Before Sandy Pesavento became Sandy West, Runaways drummer, she was a Huntington Beach surfer. So I suppose there’s a logic in casting her as a mermaid. She makes a beautiful one, in the statue that her bandmate Cherie Currie carved with a chainsaw, that stands outside Kenny’s Music Store in Dana Point. I finally visited there for the first time yesterday. I picture Sandy with drumsticks, not a guitar, and a bass drum, not a tail. But Cherie knew her better than I.
Guitars-as-art adorn Kenny’s, a rocker heaven that offers lessons for local kids on various instruments. In a similar vein, I plan to donate my fee for the Best Music Writing anthology to the Sandy West scholarship fund at the Rock’n’Roll Camp for Girls in Portland. Teaching the next generation to rock on.
Sandy West by Jerry Venneman
Every year Da Capo Books honors the previous year’s best pop criticism in the anthology Best Music Writing, edited by Daphne Carr. The collection of pieces from 2010 will include my LA Weekly story “Wild Thing,” about the late, great Runaway Sandy West. I’m honored to be included, and glad that Sandy’s inspiring but tragic life will be memorialized.
After seeing a “Found Dog” poster today, Cole said, “You know what’s sad? There are ‘Lost’ posters, and there are ‘Found’ posters. But they’re never the same dog.”
If you’re going to pay tribute to the great Patsy Cline, work on your yodel. I reviewed the Walt Disney Concert Hall show, featuring the Living Sisters, Zooey Deschanel, John C. Reilly, Shirley Manson, and John Doe, for Spin.
No one sings it like Aretha. My LA Times review of her new album, A Woman Falling Out of Love.
“There would be no Riot Grrrls if it wasn’t for Joan, there would be no Joan if it wasn’t for Suzi, and there would be no Suzi if it wasn’t for Elvis.”

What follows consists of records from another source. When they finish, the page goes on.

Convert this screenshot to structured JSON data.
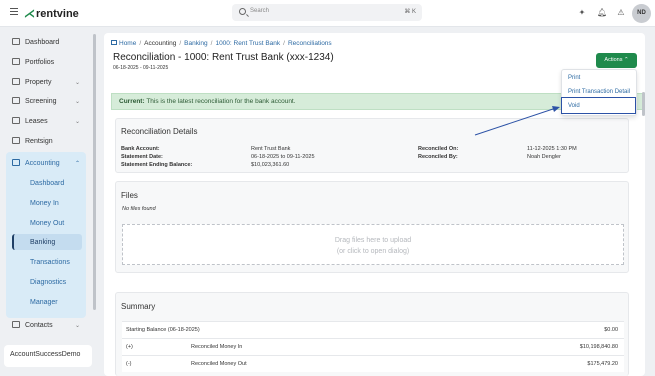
{
  "brand": {
    "name": "rentvine"
  },
  "search": {
    "placeholder": "Search",
    "shortcut": "⌘ K"
  },
  "user": {
    "initials": "ND"
  },
  "sidebar": {
    "items": [
      {
        "label": "Dashboard",
        "icon": "grid-icon"
      },
      {
        "label": "Portfolios",
        "icon": "folder-icon"
      },
      {
        "label": "Property",
        "icon": "building-icon"
      },
      {
        "label": "Screening",
        "icon": "screening-icon"
      },
      {
        "label": "Leases",
        "icon": "document-icon"
      },
      {
        "label": "Rentsign",
        "icon": "pen-icon"
      },
      {
        "label": "Accounting",
        "icon": "dollar-icon"
      },
      {
        "label": "Contacts",
        "icon": "contacts-icon"
      }
    ],
    "accounting_sub": [
      "Dashboard",
      "Money In",
      "Money Out",
      "Banking",
      "Transactions",
      "Diagnostics",
      "Manager"
    ],
    "active_sub": "Banking",
    "account_name": "AccountSuccessDemo"
  },
  "breadcrumb": {
    "home": "Home",
    "accounting": "Accounting",
    "banking": "Banking",
    "bank": "1000: Rent Trust Bank",
    "recon": "Reconciliations"
  },
  "page": {
    "title": "Reconciliation - 1000: Rent Trust Bank (xxx-1234)",
    "date_range": "06-18-2025 - 09-11-2025"
  },
  "actions": {
    "label": "Actions",
    "menu": [
      "Print",
      "Print Transaction Detail",
      "Void"
    ]
  },
  "alert": {
    "strong": "Current:",
    "text": " This is the latest reconciliation for the bank account."
  },
  "details": {
    "title": "Reconciliation Details",
    "left_labels": [
      "Bank Account:",
      "Statement Date:",
      "Statement Ending Balance:"
    ],
    "left_values": [
      "Rent Trust Bank",
      "06-18-2025 to 09-11-2025",
      "$10,023,361.60"
    ],
    "right_labels": [
      "Reconciled On:",
      "Reconciled By:"
    ],
    "right_values": [
      "11-12-2025 1:30 PM",
      "Noah Dengler"
    ]
  },
  "files": {
    "title": "Files",
    "empty": "No files found",
    "drop_line1": "Drag files here to upload",
    "drop_line2": "(or click to open dialog)"
  },
  "summary": {
    "title": "Summary",
    "rows": [
      {
        "sign": "",
        "label": "Starting Balance (06-18-2025)",
        "amount": "$0.00"
      },
      {
        "sign": "(+)",
        "label": "Reconciled Money In",
        "amount": "$10,198,840.80"
      },
      {
        "sign": "(-)",
        "label": "Reconciled Money Out",
        "amount": "$175,479.20"
      }
    ]
  },
  "colors": {
    "accent": "#1f8a4c",
    "link": "#2d6aa3",
    "alert_bg": "#d6ecd9"
  }
}
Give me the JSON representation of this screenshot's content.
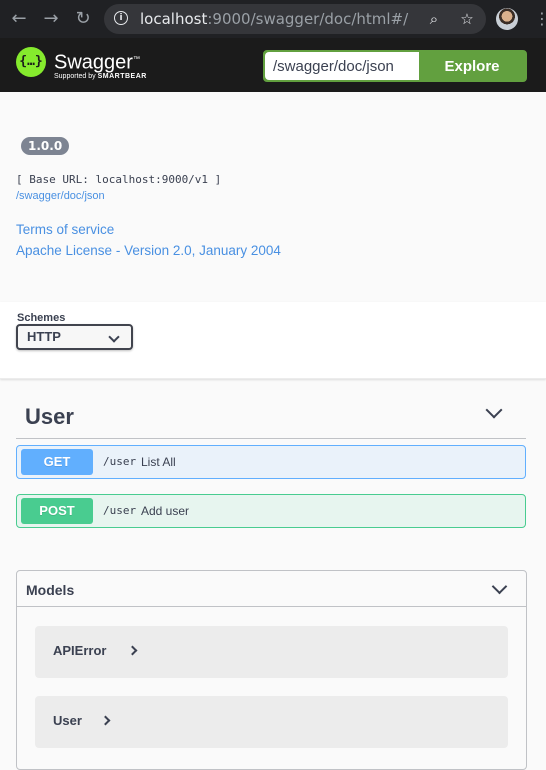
{
  "browser": {
    "url_host": "localhost",
    "url_rest": ":9000/swagger/doc/html#/",
    "back_icon": "←",
    "forward_icon": "→",
    "reload_icon": "↻",
    "info_icon": "i",
    "zoom_icon": "⌕",
    "star_icon": "☆",
    "menu_icon": "⋮"
  },
  "topbar": {
    "logo_glyph": "{…}",
    "logo_text": "Swagger",
    "logo_tm": "™",
    "logo_sub_prefix": "Supported by ",
    "logo_sub_brand": "SMARTBEAR",
    "spec_url_value": "/swagger/doc/json",
    "explore_label": "Explore"
  },
  "info": {
    "version": "1.0.0",
    "base_url": "[ Base URL: localhost:9000/v1 ]",
    "spec_link": "/swagger/doc/json",
    "terms_link": "Terms of service",
    "license_link": "Apache License - Version 2.0, January 2004"
  },
  "schemes": {
    "label": "Schemes",
    "selected": "HTTP"
  },
  "tag": {
    "name": "User",
    "operations": [
      {
        "method": "GET",
        "path": "/user",
        "summary": "List All"
      },
      {
        "method": "POST",
        "path": "/user",
        "summary": "Add user"
      }
    ]
  },
  "models": {
    "title": "Models",
    "items": [
      "APIError",
      "User"
    ]
  },
  "colors": {
    "get": "#61affe",
    "post": "#49cc90",
    "explore": "#62a03f",
    "link": "#4990e2"
  }
}
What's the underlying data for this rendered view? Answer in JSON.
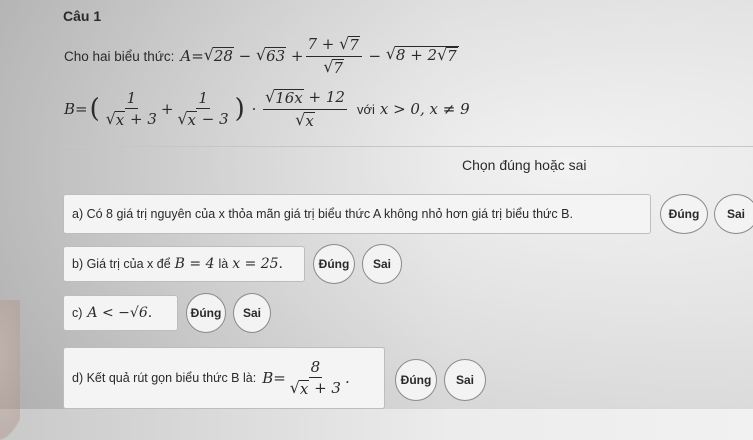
{
  "question": {
    "title": "Câu 1",
    "intro": "Cho hai biểu thức:",
    "condition_text": "với",
    "condition_math": "x > 0, x ≠ 9",
    "instruction": "Chọn đúng hoặc sai"
  },
  "options": [
    {
      "id": "a",
      "text": "a) Có 8 giá trị nguyên của x thỏa mãn giá trị biểu thức A không nhỏ hơn giá trị biểu thức B.",
      "true_label": "Đúng",
      "false_label": "Sai"
    },
    {
      "id": "b",
      "text": "b) Giá trị của x để",
      "math_1": "B = 4",
      "mid": "là",
      "math_2": "x = 25.",
      "true_label": "Đúng",
      "false_label": "Sai"
    },
    {
      "id": "c",
      "text": "c)",
      "math": "A < −√6.",
      "true_label": "Đúng",
      "false_label": "Sai"
    },
    {
      "id": "d",
      "text": "d) Kết quả rút gọn biểu thức B là:",
      "true_label": "Đúng",
      "false_label": "Sai"
    }
  ]
}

So says Toby Mamis, dissecting the lineage of two of the most famous clients of his music-management career. Mamis was publicist for Suzi Quatro in 1975, when a young teenager looking like a mini Suzi started hanging around the LA hotel where the pioneering rock bassist/singer and her entourage were staying. Mamis wound up letting Joan Larkin (she hadn’t dubbed herself Jett yet) and a male friend stay in his hotel room. They became friends. A few years later, after Jett had become a star in her own right as rhythm guitarist and songwriter for the Runaways, Mamis became the band’s manager — after they had booted Kim Fowley.
The last link of that lineage — Joan to the Grrrls — is getting honored in an album to be released June 28, Take It or Leave It– A Tribute to the Queens of Noise: The Runaways. Kathleen Hanna, “the raddest girl of all,” will perform the camp epic “Dead End Justice” with Peaches, produced by Ad-Rock of the Beastie Boys (Hanna’s husband). That’s just the most incredibly awesome track of a lineup that includes the Donnas doing “Queens of Noise” (I saw the Donnas open for Jett in New York in the mid ’90s), the Toilet Boys playing “Born to Be Bad,” the Dandy Warhols on “Cherry Bomb,” and tracks featuring Cherie Currie and Sandy West. The two-disc album’s being released by Main Man Records. I’ll take it.